_Work instruction_
Only lines with the word "your" belong in the answer; copy them from the records below.

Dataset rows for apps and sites
......

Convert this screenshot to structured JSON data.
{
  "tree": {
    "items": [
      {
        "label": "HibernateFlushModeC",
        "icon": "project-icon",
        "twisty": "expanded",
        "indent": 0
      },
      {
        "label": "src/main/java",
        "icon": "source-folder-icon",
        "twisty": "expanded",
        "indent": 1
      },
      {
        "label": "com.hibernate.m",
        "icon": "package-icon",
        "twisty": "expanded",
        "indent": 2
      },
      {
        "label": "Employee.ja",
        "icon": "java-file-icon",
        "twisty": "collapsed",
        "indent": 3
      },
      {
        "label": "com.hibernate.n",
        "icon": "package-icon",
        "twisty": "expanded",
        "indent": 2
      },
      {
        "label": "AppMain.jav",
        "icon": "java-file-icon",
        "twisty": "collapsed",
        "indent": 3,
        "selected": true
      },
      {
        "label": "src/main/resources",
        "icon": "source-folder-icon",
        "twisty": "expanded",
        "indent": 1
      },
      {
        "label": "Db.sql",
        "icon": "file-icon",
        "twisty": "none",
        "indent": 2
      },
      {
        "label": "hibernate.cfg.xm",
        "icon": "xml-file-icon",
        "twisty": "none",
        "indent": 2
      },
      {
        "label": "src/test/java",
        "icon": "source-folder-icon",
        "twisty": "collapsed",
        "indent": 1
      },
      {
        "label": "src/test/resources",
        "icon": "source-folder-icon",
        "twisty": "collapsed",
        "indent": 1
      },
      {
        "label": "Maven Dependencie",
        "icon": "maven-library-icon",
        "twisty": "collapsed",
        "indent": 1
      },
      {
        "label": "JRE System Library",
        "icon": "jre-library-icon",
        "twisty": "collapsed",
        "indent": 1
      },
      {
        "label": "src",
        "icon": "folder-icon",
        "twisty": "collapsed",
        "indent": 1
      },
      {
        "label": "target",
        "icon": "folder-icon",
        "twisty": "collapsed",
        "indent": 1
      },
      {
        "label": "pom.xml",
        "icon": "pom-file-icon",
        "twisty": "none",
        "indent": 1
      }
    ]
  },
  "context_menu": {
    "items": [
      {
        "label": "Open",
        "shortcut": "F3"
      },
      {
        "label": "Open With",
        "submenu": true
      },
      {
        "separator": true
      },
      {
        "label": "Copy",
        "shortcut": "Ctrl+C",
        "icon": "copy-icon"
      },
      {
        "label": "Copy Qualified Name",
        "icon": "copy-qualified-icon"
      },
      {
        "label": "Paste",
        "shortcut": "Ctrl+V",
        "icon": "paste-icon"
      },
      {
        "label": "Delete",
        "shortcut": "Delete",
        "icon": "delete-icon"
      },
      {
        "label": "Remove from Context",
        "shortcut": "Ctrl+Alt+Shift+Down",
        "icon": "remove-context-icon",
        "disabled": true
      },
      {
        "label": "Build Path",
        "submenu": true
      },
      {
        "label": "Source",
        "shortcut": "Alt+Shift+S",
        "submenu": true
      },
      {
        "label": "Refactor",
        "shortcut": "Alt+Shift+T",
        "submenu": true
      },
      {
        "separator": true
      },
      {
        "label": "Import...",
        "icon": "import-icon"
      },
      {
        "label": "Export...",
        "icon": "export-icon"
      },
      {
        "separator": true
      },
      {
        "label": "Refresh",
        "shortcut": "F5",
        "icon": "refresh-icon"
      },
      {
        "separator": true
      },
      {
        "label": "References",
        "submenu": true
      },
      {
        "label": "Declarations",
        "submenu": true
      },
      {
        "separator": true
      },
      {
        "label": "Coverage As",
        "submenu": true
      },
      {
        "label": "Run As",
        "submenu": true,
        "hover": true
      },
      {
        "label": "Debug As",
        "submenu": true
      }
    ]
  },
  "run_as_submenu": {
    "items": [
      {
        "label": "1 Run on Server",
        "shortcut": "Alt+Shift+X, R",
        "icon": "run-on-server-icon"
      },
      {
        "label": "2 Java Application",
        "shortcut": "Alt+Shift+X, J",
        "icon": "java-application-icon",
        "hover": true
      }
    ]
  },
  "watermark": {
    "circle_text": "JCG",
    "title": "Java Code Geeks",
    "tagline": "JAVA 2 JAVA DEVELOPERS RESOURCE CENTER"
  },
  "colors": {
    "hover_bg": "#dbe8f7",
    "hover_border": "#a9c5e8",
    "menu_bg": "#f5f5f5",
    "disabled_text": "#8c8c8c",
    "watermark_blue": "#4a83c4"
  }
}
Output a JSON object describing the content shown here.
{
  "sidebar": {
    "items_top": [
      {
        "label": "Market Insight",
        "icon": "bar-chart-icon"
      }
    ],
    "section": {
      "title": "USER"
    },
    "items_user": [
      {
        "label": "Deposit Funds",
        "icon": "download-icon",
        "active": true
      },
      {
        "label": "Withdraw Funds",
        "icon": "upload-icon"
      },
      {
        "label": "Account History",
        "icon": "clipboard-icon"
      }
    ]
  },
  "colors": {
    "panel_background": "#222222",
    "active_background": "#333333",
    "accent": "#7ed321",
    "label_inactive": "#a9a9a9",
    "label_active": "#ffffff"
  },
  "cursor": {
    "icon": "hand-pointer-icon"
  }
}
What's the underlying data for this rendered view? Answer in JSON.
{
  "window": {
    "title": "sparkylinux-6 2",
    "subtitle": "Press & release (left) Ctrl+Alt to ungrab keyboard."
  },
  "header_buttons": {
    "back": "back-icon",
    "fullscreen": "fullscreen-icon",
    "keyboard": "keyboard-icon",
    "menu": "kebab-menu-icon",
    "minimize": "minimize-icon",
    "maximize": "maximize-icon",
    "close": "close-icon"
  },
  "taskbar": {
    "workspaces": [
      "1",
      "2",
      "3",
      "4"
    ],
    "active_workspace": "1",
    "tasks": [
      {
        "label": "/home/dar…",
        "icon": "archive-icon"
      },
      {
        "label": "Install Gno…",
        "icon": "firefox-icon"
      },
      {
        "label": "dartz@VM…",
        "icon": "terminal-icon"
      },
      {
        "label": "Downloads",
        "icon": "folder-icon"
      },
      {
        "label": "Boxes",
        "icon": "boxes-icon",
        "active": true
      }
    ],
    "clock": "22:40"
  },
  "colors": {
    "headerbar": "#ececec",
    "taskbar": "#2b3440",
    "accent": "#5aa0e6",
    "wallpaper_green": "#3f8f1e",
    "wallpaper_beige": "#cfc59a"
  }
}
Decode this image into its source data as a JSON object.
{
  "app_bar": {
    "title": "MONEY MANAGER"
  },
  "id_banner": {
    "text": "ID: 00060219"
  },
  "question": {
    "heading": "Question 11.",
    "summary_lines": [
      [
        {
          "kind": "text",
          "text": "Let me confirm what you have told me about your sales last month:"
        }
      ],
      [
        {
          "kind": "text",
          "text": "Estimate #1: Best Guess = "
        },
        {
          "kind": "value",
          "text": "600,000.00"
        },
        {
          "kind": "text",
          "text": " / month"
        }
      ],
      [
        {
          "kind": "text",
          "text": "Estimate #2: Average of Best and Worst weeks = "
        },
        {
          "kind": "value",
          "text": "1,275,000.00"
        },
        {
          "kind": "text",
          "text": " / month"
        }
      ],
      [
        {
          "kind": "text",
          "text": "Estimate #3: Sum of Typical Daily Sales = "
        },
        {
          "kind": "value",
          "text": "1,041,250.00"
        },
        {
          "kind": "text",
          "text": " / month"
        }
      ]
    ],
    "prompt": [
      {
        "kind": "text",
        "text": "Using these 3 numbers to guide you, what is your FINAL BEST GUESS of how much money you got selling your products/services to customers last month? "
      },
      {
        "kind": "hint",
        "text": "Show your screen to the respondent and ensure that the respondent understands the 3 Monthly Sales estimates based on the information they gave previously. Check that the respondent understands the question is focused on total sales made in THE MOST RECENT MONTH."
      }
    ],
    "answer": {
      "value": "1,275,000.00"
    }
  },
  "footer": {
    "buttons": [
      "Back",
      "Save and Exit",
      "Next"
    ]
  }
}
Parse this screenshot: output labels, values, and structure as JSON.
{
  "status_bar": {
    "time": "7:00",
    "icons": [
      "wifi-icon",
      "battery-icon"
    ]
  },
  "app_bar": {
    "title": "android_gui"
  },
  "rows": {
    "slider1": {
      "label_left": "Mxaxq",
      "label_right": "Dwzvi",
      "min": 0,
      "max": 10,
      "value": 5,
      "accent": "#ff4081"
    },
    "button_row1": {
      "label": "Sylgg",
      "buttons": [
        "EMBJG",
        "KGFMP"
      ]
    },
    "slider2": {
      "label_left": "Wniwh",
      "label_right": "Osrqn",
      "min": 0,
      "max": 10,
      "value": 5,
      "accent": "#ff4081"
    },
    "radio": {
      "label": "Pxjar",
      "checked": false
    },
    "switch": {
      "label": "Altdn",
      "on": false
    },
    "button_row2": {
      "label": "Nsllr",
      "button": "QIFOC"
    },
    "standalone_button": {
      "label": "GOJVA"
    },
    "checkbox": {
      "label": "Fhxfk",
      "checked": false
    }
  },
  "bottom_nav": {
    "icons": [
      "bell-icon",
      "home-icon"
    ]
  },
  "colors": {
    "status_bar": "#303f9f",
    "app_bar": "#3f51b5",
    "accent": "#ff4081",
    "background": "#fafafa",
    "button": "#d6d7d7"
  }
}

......

_Response box_
          "text": "Let me confirm what you have told me about your sales last month:"
        "text": "Using these 3 numbers to guide you, what is your FINAL BEST GUESS of how much money you got selling your products/services to customers last month? "
        "text": "Show your screen to the respondent and ensure that the respondent understands the 3 Monthly Sales estimates based on the information they gave previously. Check that the respondent understands the question is focused on total sales made in THE MOST RECENT MONTH."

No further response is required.